March 4, 2012
Luminous gray sky over Valletta harbor. The flights were long but without much event. To Newark I sat across from a woman who had just won a ballroom dancing trophy, which she had with her as a carry on, and which seemed to be exempt from the completely-under-the-seat-in-front-of-you rule. To Frankfurt I sat beside two strapping Swedes who had been seeing to business (“energy distribution”) in Pittsburgh. To Malta I slept so violently I don’t know about the woman beside me, except as an elbow attached to an arm attached to a hand which was working Soduko puzzles. My remembering the German word for “airsickness” convinced the cute steward on Lufthansa that I was German, and we had conversations in Deutsch throughout the journey– which I mostly understood because of the narrowness of the context. Malta looks wondrous tiny from the air, and uninhabited, as its buildings are pale yellowish gray and look, until you’re quite close, like jumbles of stones.
Wrote a poem in the Asheville Airport snack bar. Wonder if that’s a first.

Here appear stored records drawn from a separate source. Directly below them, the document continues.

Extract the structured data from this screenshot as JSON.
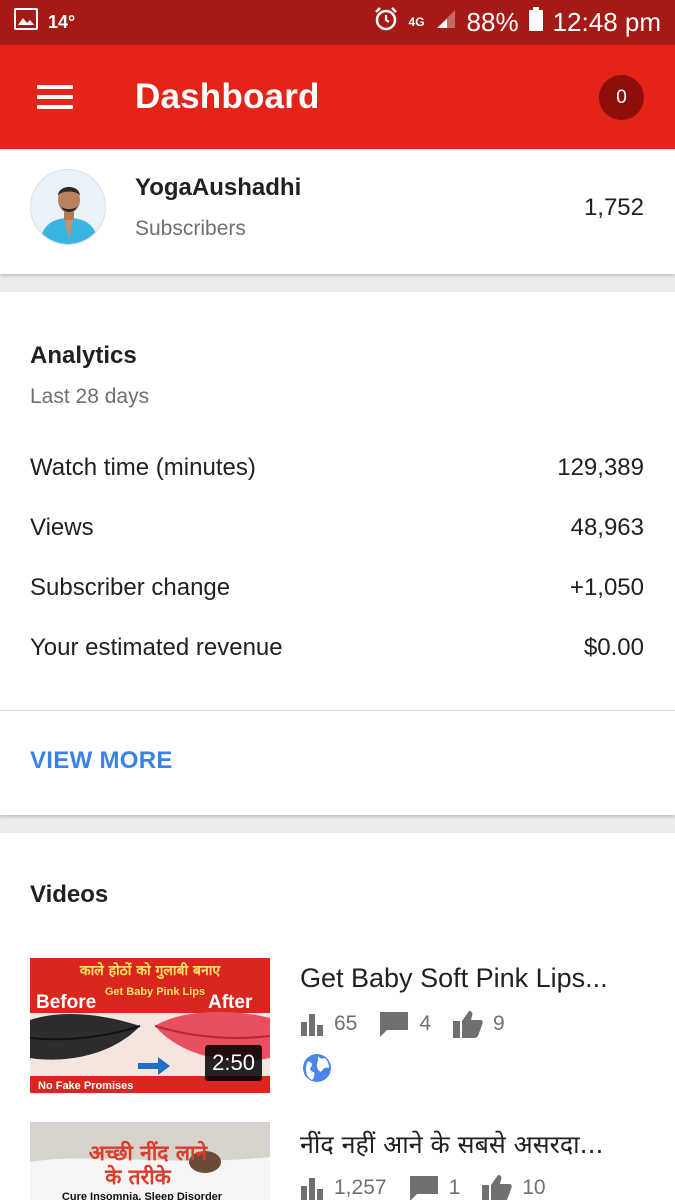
{
  "status_bar": {
    "temperature": "14°",
    "network": "4G",
    "battery": "88%",
    "time": "12:48 pm"
  },
  "app_bar": {
    "title": "Dashboard",
    "notification_count": "0"
  },
  "channel": {
    "name": "YogaAushadhi",
    "subscribers_label": "Subscribers",
    "subscribers_count": "1,752"
  },
  "analytics": {
    "title": "Analytics",
    "period": "Last 28 days",
    "rows": [
      {
        "label": "Watch time (minutes)",
        "value": "129,389"
      },
      {
        "label": "Views",
        "value": "48,963"
      },
      {
        "label": "Subscriber change",
        "value": "+1,050"
      },
      {
        "label": "Your estimated revenue",
        "value": "$0.00"
      }
    ],
    "view_more": "VIEW MORE"
  },
  "videos": {
    "title": "Videos",
    "items": [
      {
        "title": "Get Baby Soft Pink Lips...",
        "views": "65",
        "comments": "4",
        "likes": "9",
        "duration": "2:50",
        "thumb_text_top": "काले होठों को गुलाबी बनाए",
        "thumb_text_sub": "Get Baby Pink Lips",
        "thumb_before": "Before",
        "thumb_after": "After",
        "thumb_footer": "No Fake Promises",
        "visibility_icon": "globe-icon"
      },
      {
        "title": "नींद नहीं आने के सबसे असरदा...",
        "views": "1,257",
        "comments": "1",
        "likes": "10",
        "thumb_text_top": "अच्छी नींद लाने",
        "thumb_text_mid": "के तरीके",
        "thumb_footer": "Cure Insomnia, Sleep Disorder"
      }
    ]
  },
  "colors": {
    "status_bar": "#a51a17",
    "app_bar": "#e52419",
    "badge": "#8e0f0a",
    "link": "#3b82e6",
    "stat_icon": "#707070",
    "globe": "#4a86e8"
  }
}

The Excelsior Grand is indeed very grand–my limo driver thought it the second best hotel on the island, after the Phoenicia–and all the personnel are kind and courtly. My room has a fairly crappy view– a broad expanse of roof over which buildings on a distant hill can be seen. My view karma is very bad indeed, or maybe I manage always to check the box asserting I want a room in the ventilation shaft. Walked twice through the town–once in the afternoon, where I ruined myself by consuming a full bottle of excellent Maltese Chardonnay, and once at night when I had slept that off. Valletta on a Saturday night is taken over by kids, as it should be, but what they were doing–unless it was just strolling about–I couldn’t figure. Entire streets were silent and empty. I found one establishment that was like a bar–a downscale English operation called the Pub. The Pub has a shrine in one corner to the actor Oliver Reed; it turns out that Reed died there one night after an extended drinking bout with wife and then with a bunch of sailors. Always stumbling into history!
In Italy I strained to understand what people around me were saying, but Maltese is so odd and off-the-beaten-track linguistically I don’t bother. “Grazzi” serves in both languages, so that is well. Everybody speaks English, with a vaguely Levantine accent. The people are distinctive looking, sort of Sicilian-Arab, though I say that without sure knowledge of what Sicilians or Arabs at home are really like.

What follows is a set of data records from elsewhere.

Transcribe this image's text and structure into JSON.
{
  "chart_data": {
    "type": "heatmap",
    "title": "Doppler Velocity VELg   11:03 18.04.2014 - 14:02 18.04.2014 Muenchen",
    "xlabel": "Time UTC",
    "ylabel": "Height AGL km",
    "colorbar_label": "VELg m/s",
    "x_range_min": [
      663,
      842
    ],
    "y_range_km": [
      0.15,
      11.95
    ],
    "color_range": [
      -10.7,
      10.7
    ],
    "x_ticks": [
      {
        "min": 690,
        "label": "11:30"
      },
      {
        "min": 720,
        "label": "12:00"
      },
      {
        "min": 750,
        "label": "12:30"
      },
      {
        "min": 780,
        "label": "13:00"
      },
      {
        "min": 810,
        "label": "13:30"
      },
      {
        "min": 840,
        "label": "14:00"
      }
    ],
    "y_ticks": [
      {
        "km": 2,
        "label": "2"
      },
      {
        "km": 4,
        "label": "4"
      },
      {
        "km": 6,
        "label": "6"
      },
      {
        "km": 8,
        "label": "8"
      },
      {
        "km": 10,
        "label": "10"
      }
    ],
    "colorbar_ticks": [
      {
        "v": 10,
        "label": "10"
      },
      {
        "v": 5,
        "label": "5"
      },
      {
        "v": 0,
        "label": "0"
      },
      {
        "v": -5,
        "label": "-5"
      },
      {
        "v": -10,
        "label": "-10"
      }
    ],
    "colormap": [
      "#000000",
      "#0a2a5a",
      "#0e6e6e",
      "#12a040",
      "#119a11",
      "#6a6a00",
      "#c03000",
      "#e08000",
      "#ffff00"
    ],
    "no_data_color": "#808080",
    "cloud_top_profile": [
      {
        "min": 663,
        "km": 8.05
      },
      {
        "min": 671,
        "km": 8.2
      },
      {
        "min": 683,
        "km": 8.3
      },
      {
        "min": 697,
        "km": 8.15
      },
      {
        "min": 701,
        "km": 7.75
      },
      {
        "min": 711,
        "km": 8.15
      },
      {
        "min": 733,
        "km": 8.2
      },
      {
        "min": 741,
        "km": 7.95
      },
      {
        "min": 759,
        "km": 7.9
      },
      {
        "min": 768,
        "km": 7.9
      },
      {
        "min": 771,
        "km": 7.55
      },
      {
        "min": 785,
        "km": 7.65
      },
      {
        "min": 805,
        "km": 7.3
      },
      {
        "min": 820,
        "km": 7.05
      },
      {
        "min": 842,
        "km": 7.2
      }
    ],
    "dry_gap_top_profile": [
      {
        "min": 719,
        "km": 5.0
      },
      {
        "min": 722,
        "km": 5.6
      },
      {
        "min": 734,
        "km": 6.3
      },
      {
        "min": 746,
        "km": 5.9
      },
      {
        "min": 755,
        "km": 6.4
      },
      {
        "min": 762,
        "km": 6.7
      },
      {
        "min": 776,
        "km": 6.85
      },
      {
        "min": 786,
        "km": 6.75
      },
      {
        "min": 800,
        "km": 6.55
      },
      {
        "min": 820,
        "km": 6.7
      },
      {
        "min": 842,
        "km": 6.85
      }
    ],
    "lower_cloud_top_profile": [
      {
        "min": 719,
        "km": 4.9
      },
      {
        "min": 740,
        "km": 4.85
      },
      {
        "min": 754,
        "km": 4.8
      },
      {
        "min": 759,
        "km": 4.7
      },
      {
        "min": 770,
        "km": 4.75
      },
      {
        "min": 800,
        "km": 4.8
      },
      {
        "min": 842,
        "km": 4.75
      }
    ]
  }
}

Later. Attended Eucharist at Saint Paul’s, the Anglican Pro-Cathedral, founded by Queen Adelaide back when Malta was recently a colony. Never was there a more chirpily British place on earth. The greeter had just seen a TV show where North Carolina had been mentioned, so he felt we were kindred spirits. I sang harmony to the Schubert service music and thought myself very grand. The cathedral architecture is undistinguished, but it had made it through the Nazi bombings. When you look around Malta you know that most of it must have been flattened–the bombing here went on longer than on London-- and they must have taken care to put it back essentially the way it was. All through the morning I was in love with this town. It’s like the parts of Rome that tourists don’t go to. I was going to say “it’s like a redneck Rome,” though racism plays a part in that word back home as it cannot do here. The people seem as cheerfully mixed along those lines as it is possible to be. Actually did almost nothing but stroll and stroll, in the flat, overpowering winter light which one craved because the sea wind (which here is all wind) was dauntingly fresh. Lunched across from St. John’s co-cathedral beside people I eventually gathered were Bulgarians. What a fine time they were having! The words I recognized were “Bulgaria” and “telephone.” They said “hello” answering the phone and “All right, ciao, bye” turning it off again. Can recognize the Maltese words for “street” and “John.” Valletta itself is at once picturesque and liveable. I chose two streets down by the harbor where I would want to live. Laundry flapped at some of the windows. The many-storied narrow houses rise over the streets like waves, for the land is uneven and very sharply hilly. I have climbed more steps today than. . . than I would prefer. Eighty steps up just to get one out of the hotel compound onto the street.
Pigeons, weaver finches, crows seem to be the fauna here. Plus graceful brown fish in the sparkling blue-green water. The steep hills are beautifully yellowed by goatsbeard. Went to the archeology museum, where I learned that people began living permanently on Malta and Gozo around 5200 BC. The islands are too small for dependable hunting-and-gathering, so speculation is that’s the earliest there could have been permanent habitation. But the ruins and monuments (which I shall see in a few days) speak to a sophisticated culture, one I can’t remember having heard spoken of even in academic circles.